"If you're Google and you have a bunch of food at the end of the day, you would take a picture of the food," Ahmad told Vu, describing the donation processs. The company then specifies a time for pickup, with the donation sent to a virtual marketplace to be matched with the nearest food nonprofit. Copia sends a driver to cart the food from donor to donee, and later sends data and analytics to the former; that can help reduce future overpurchasing and disposal costs, Ahmad said.
Copia charges businesses $25 per pickup on an on-demand basis . For a recurring pick up, the price is .30-.50 cents per pound, with lower prices charged for more regular donations.
Donors are provided with a receipt that can be used for tax reduction. Ahmad said the financial benefit from the deduction is more than the cost of the service, making it "money you otherwise would have left on the table or worse, in the trash."
Dana Gunders, a scientist with the Natural Resources Defense Council, told KQED last year that food waste should, like smoking, become "a social taboo." Her 2012 report on the topic detailed the ways that up to 40 percent of food in America, "from farm to fork to landfill," goes uneaten. The report recommended encouraging "innovation in online solutions and new technologies" to help solve the problem.
Copia has certainly done that. But as the San Francisco Chronicle noted earlier this year, many local groups, such as one called Food Runners, will pick up donated food for free.
And as Joel Berg, executive director of Hunger Free America, told the Chronicle, a tech solution doesn't get to the root causes of hunger: not enough jobs, low wages and an inadequate safety net.
"There’s a tendency of tech people to think they can fix every possible problem with a snappy new app," he said. "It’s false to think this is as simple as Silicon Valley fixing a taxi-hailing problem."

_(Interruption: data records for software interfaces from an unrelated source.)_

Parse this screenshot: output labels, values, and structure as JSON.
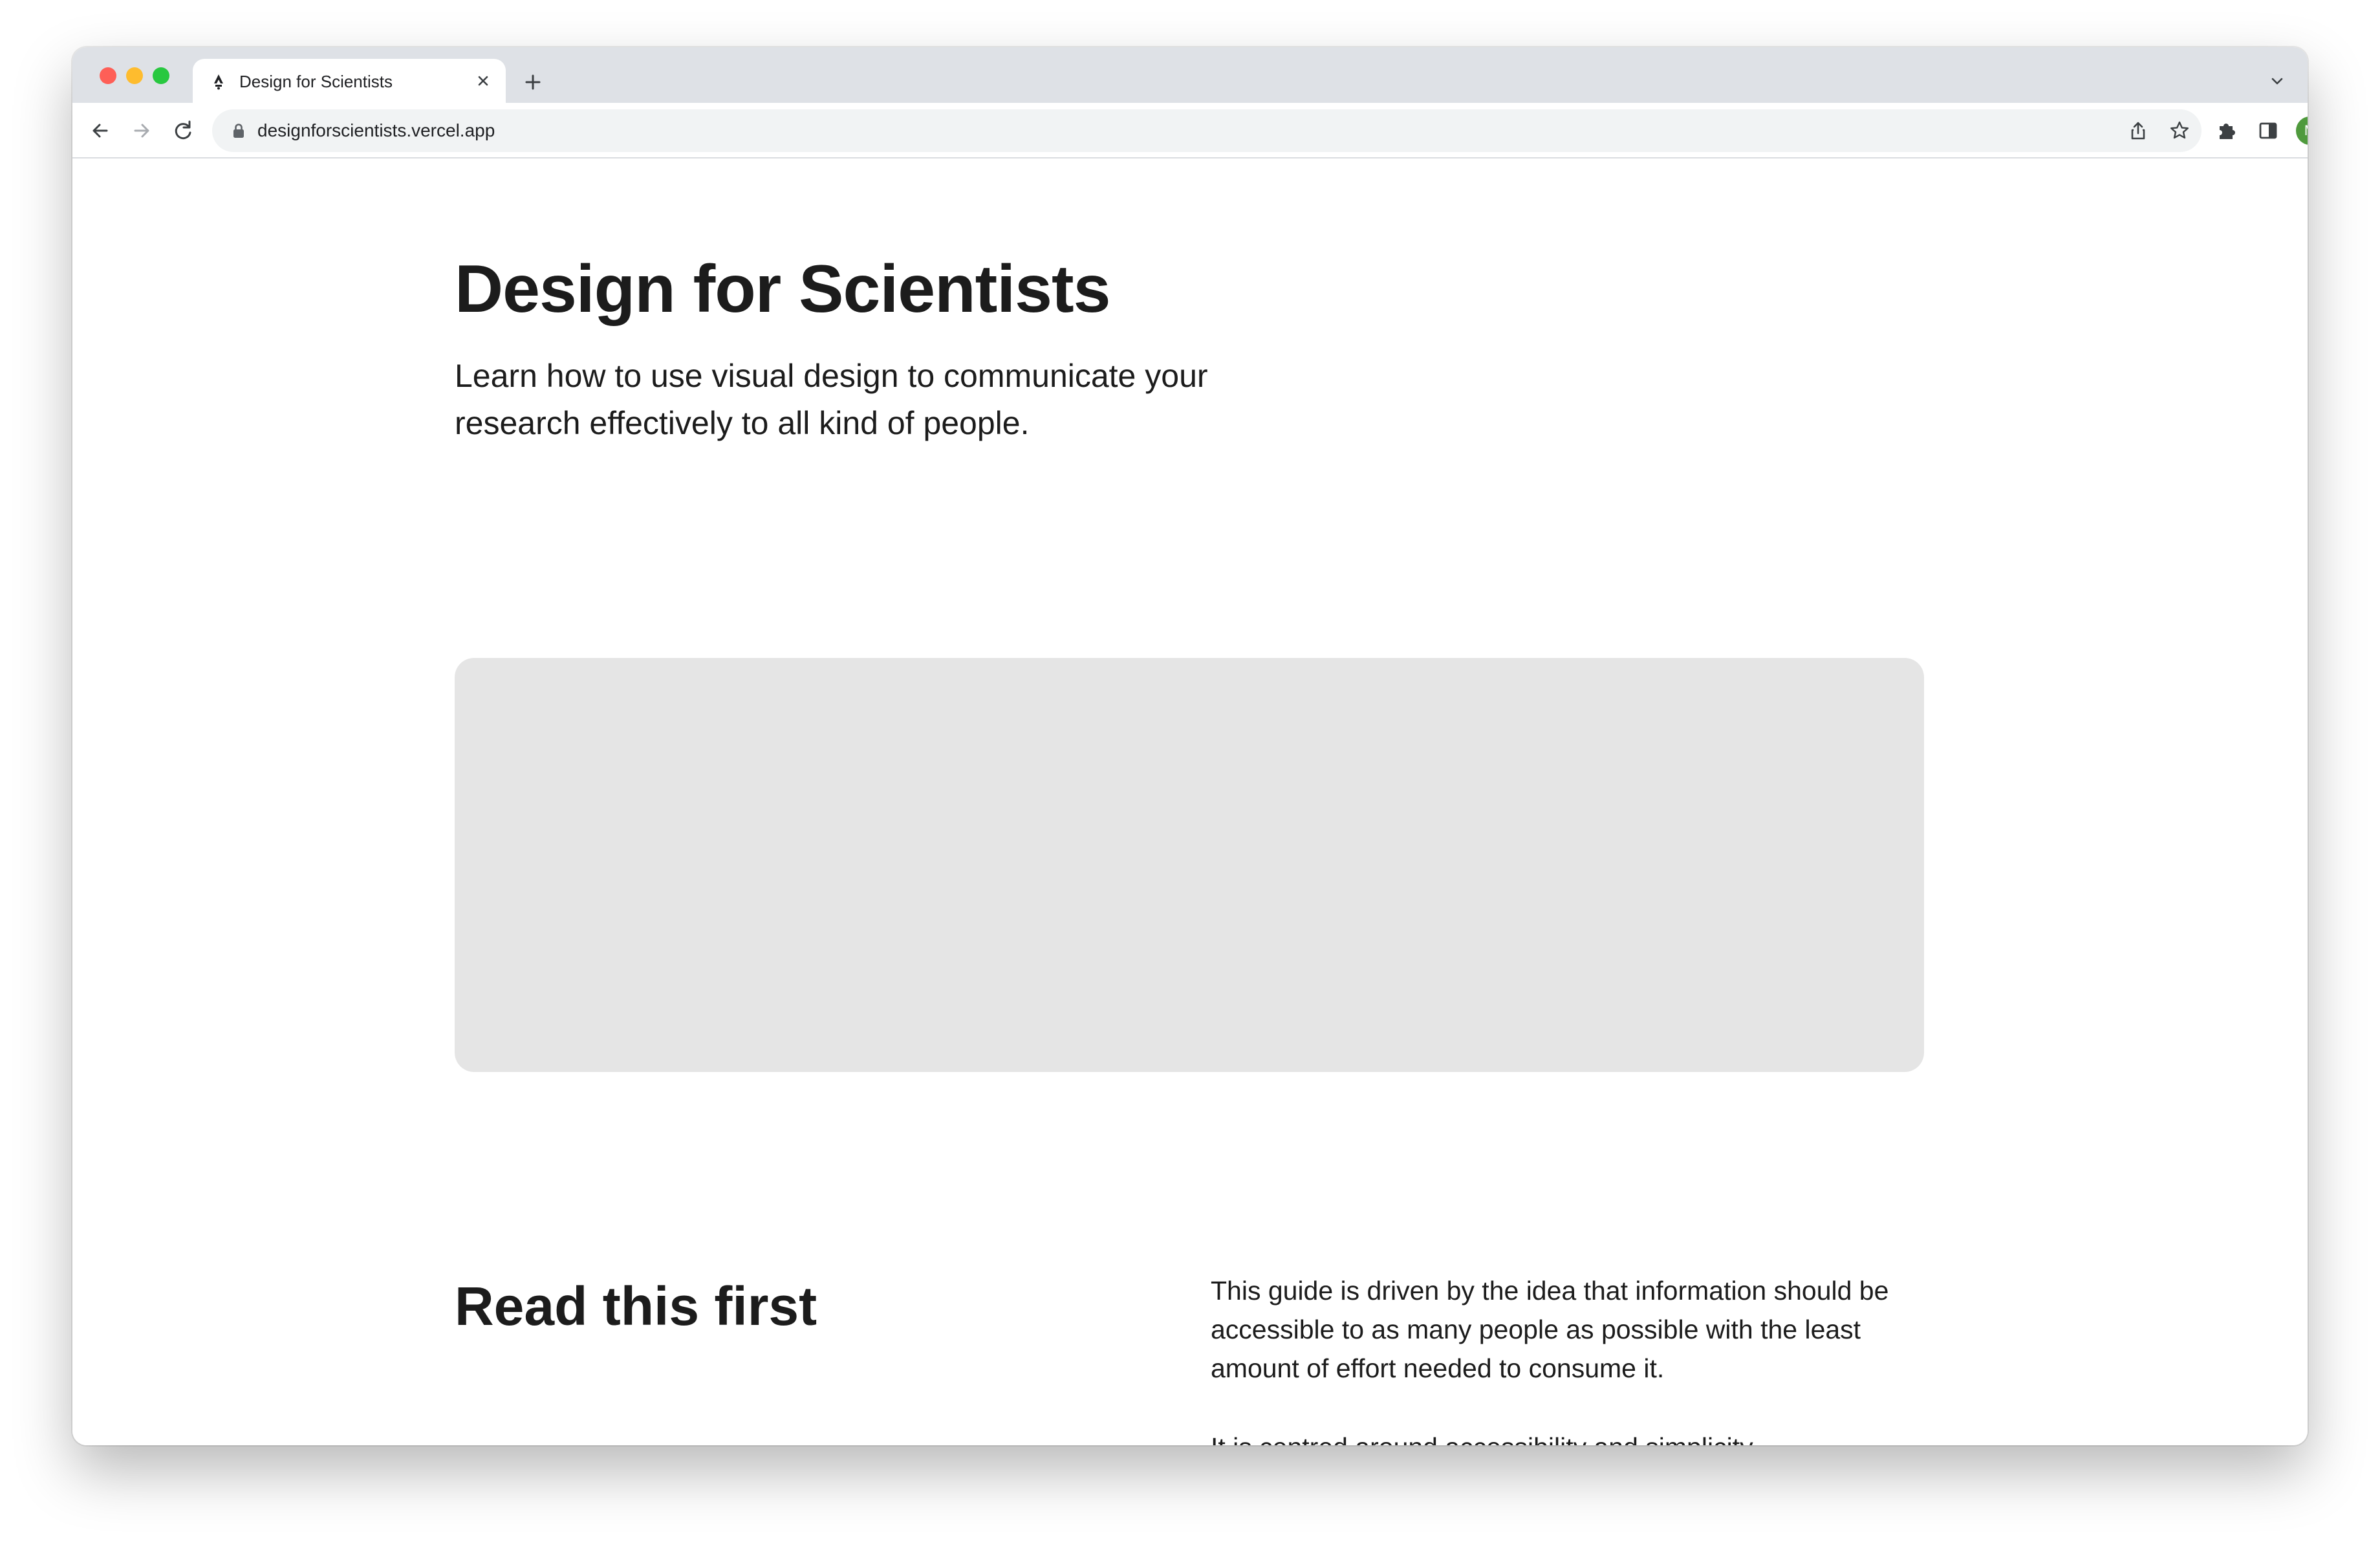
{
  "browser": {
    "tab": {
      "title": "Design for Scientists"
    },
    "address_bar": {
      "url": "designforscientists.vercel.app"
    },
    "profile": {
      "initial": "M",
      "color": "#4f9a3d"
    },
    "icons": {
      "back": "arrow-left-icon",
      "forward": "arrow-right-icon",
      "reload": "reload-icon",
      "lock": "lock-icon",
      "share": "share-icon",
      "bookmark": "star-icon",
      "extensions": "puzzle-icon",
      "side_panel": "side-panel-icon",
      "menu": "kebab-menu-icon",
      "new_tab": "plus-icon",
      "tab_close": "close-icon",
      "tab_search": "chevron-down-icon"
    }
  },
  "page": {
    "hero": {
      "title": "Design for Scientists",
      "subtitle": "Learn how to use visual design to communicate your research effectively to all kind of people."
    },
    "section": {
      "title": "Read this first",
      "paragraphs": [
        "This guide is driven by the idea that information should be accessible to as many people as possible with the least amount of effort needed to consume it.",
        "It is centred around accessibility and simplicity."
      ]
    }
  }
}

Meanwhile, Copia's Ahmad says hundreds of businesses and nonprofits have used the company's platform to feed 1 million people across the Bay Area. She said the company has received more than 60,000 requests from around the world to expand its service into areas outside its home turf.